A California court in Richey v. AutoNation, Inc. held that an employer's "honest belief" that its employee abused a leave of absence, without an investigation and/or supportive facts, was insufficient to bar the employee's California Family Rights Act ("CFRA") interference claim.

Richey opened a family restaurant while working as a sales manager for one of the respondents' car dealerships, Power Toyota. Richey injured his back at home resulting in a CFRA leave of absence. During Richey's leave, Power Toyota discovered that he was working at his restaurant, in violation of company policy prohibiting other employment while on leave. The company ordered various employees to surveil Richey, and they observed him allegedly taking orders, sweeping, and performing other tasks. Power Toyota then terminated Richey for working at his restaurant while on leave, in violation of company policy.

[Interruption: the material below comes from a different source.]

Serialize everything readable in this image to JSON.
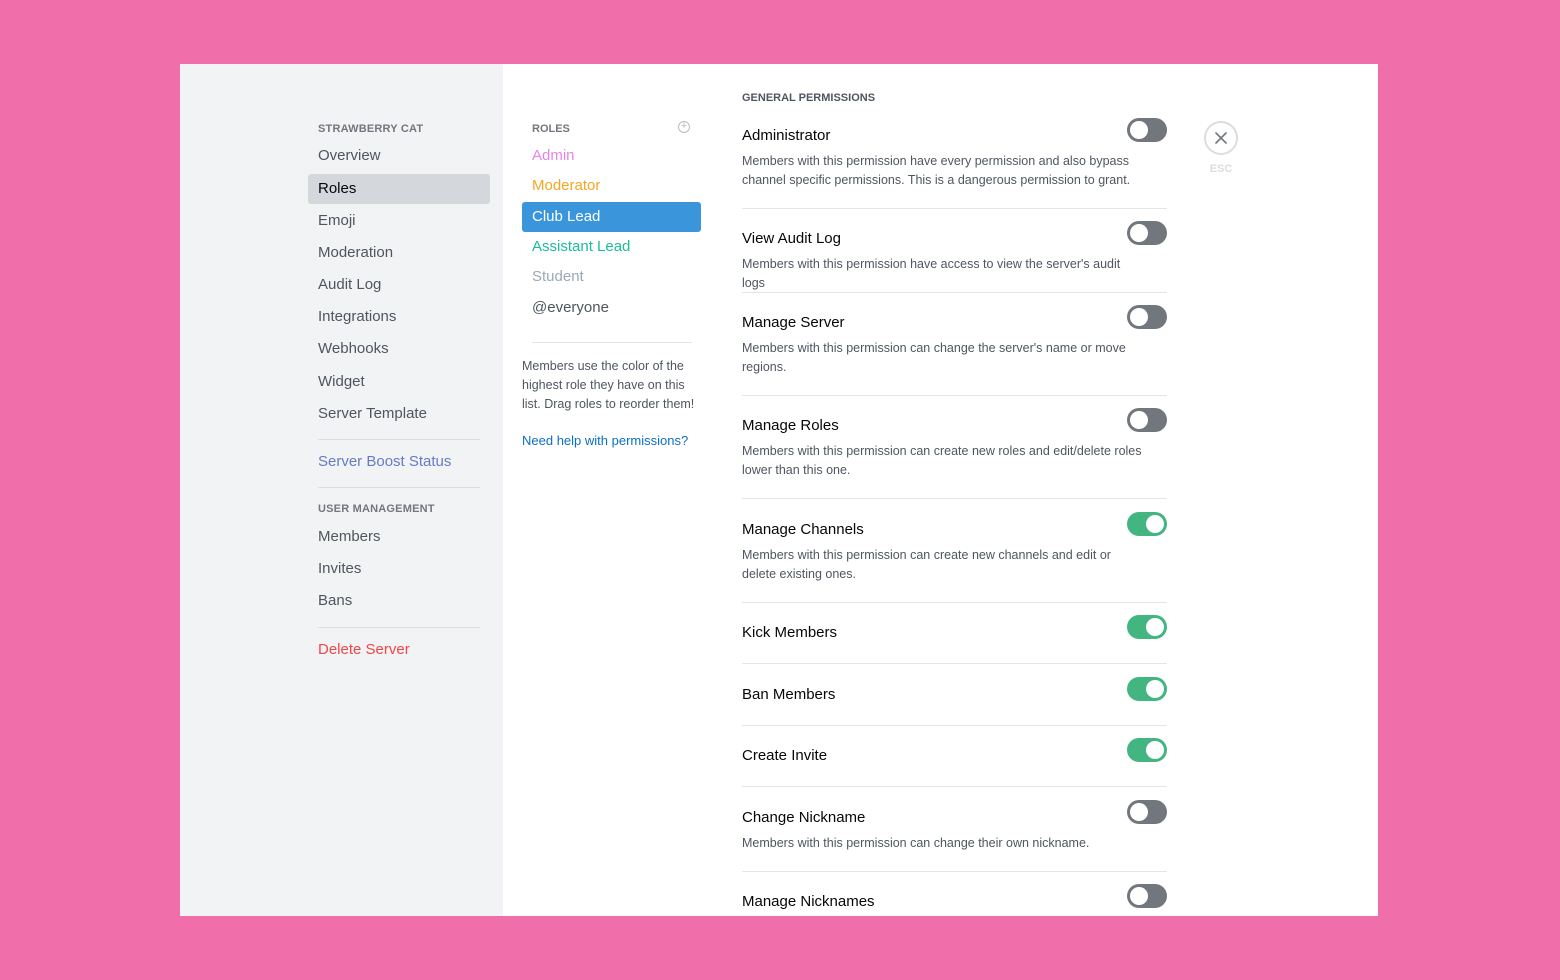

Through arbitration, Richey sued Power Toyota's parent companies for, among other claims, interference with his right to take CFRA leave. In defense, respondents asserted an honest belief, whether or not mistaken, that Richey was abusing his leave of absence by working at his restaurant. The arbitrator found in favor of respondents, despite finding that the company's outside employment policy was poorly written and its investigation "superficial."

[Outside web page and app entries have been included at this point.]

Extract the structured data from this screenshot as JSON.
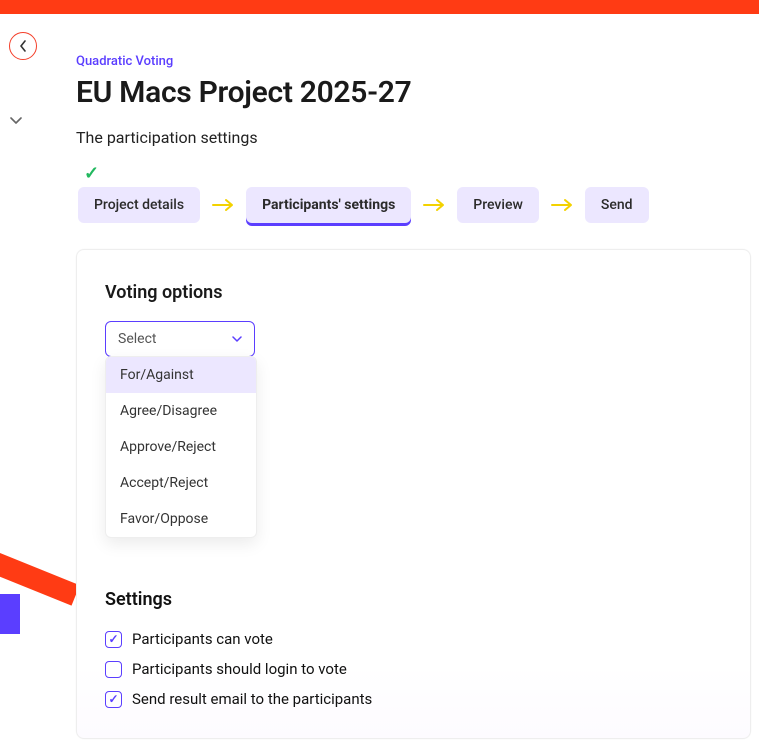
{
  "eyebrow": "Quadratic Voting",
  "page_title": "EU Macs Project 2025-27",
  "subtitle": "The participation settings",
  "stepper": {
    "steps": [
      {
        "label": "Project details",
        "completed": true
      },
      {
        "label": "Participants' settings",
        "active": true
      },
      {
        "label": "Preview"
      },
      {
        "label": "Send"
      }
    ]
  },
  "voting_options": {
    "title": "Voting options",
    "placeholder": "Select",
    "options": [
      "For/Against",
      "Agree/Disagree",
      "Approve/Reject",
      "Accept/Reject",
      "Favor/Oppose"
    ]
  },
  "settings": {
    "title": "Settings",
    "items": [
      {
        "label": "Participants can vote",
        "checked": true
      },
      {
        "label": "Participants should login to vote",
        "checked": false
      },
      {
        "label": "Send result email to the participants",
        "checked": true
      }
    ]
  }
}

A court of appeals reversed, holding that the arbitrator committed legal error by barring Richey's CFRA claim based solely on respondents' "honest belief." It emphasized that the respondents bore the burden to prove by actual evidence – something more than an "honest belief" – that their failure to reinstate Richey was justified, since CFRA generally guarantees reinstatement following a covered leave. Thus, it was incumbent on respondents to have investigated and proven to the arbitrator that they refused to reinstate Richey because he violated his CFRA leave, rather than just rely on their policy and "honest belief."

This decision highlights the importance of a thorough investigation of employee misconduct, especially where it will serve as the basis for termination of an employee on a protected leave.